WorldLink Summer Interns: Empowering the Next Generation

WorldLink Summer Interns

For better or for worse, youth are the world’s future. Luckily, WorldLink, a practice-based research and internship program for high school youth in San Diego and Baja, Mexico, tackled the topic of youth’s influence over the summer. Five high school interns, Skylar, Elias, Jiayong, Marthapaola and Amir, were invited to USD to partake in WorldLink summer research. But even more importantly, the five students were provided with a platform in which their ideas and academic findings could be heard.

Culminating in the Student Leaders Program, hosted by the U.S. Department of State’s Middle East Partnership Initiative (MEPI), the summer researchers had the opportunity to present their findings, and for Jiayong Li, a senior at Torrey Pines High School, the opportunity to be heard and taken seriously as a researcher was life-changing: “I couldn’t believe so many of the MEPI students were interested in what I had to say.
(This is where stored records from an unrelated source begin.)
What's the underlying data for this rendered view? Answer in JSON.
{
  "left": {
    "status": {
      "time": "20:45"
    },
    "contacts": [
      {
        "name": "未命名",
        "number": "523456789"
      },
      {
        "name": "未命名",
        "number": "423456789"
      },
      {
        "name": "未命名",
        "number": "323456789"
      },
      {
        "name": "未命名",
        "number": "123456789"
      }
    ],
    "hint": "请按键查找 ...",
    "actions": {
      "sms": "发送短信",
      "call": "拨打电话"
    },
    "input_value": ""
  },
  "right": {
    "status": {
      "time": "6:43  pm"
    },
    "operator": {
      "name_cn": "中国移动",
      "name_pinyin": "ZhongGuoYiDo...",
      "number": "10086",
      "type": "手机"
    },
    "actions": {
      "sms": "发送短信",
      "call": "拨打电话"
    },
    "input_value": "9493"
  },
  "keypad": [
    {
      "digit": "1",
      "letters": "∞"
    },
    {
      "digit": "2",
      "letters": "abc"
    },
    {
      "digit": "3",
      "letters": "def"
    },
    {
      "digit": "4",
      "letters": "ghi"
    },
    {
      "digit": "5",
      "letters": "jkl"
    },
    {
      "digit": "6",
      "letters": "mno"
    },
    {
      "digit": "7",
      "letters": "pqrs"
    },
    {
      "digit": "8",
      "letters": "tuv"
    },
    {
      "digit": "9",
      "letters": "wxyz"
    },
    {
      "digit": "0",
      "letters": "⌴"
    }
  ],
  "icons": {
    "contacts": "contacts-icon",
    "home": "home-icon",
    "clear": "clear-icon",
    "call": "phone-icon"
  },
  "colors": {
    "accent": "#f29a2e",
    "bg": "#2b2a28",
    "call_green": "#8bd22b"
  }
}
Being from the Middle East, they had experienced the Arab Spring firsthand, yet here they were interested in my summer research regarding youth’s influence on policy.”

In addition to presenting their research, the WorldLink students will also have their findings published in the WorldLink Reader, a yearly publication that serves as a resource for high school students and teachers. With topics ranging from technology to government policy and sustainability to economic strategy, the long-term impact and reach of the students’ research is vast.

However, the interns aren’t the only ones who reap the program’s benefits. Debbie Martinez, the Senior Program Officer for Youth and Peacebuilding, explains that the advantages extend to the University of San Diego:

“The University of San Diego is dedicated to preparing ethical, compassionate and well-informed leaders who make a lasting, positive impact in our ever-changing, interconnected world … It is through support [from USD] that the WorldLink program is able to inspire youth to add their voices to a civil atmosphere of problem solving and model responsible global citizenship, which are key values at USD.”

The WorldLink program provides the university with additional outreach opportunities with prospective students, and it also provides a concrete and effective way to implement the university’s values. But even beyond, the program empowers the leaders of tomorrow.

Perhaps WorldLink intern Li explains it best: "A quarter of the world’s population is comprised of youth, from the ages of 10 to 24. This gives youth a tremendous power to make change. We are the future politicians, future leaders and future innovators of the world, and we have a massive voice in determining our own futures. However, if we don’t use our influence effectively and efficiently to make a change, we cannot make a positive impact in our political and social systems. We must use our influence to make an impact."

— Taylor Milam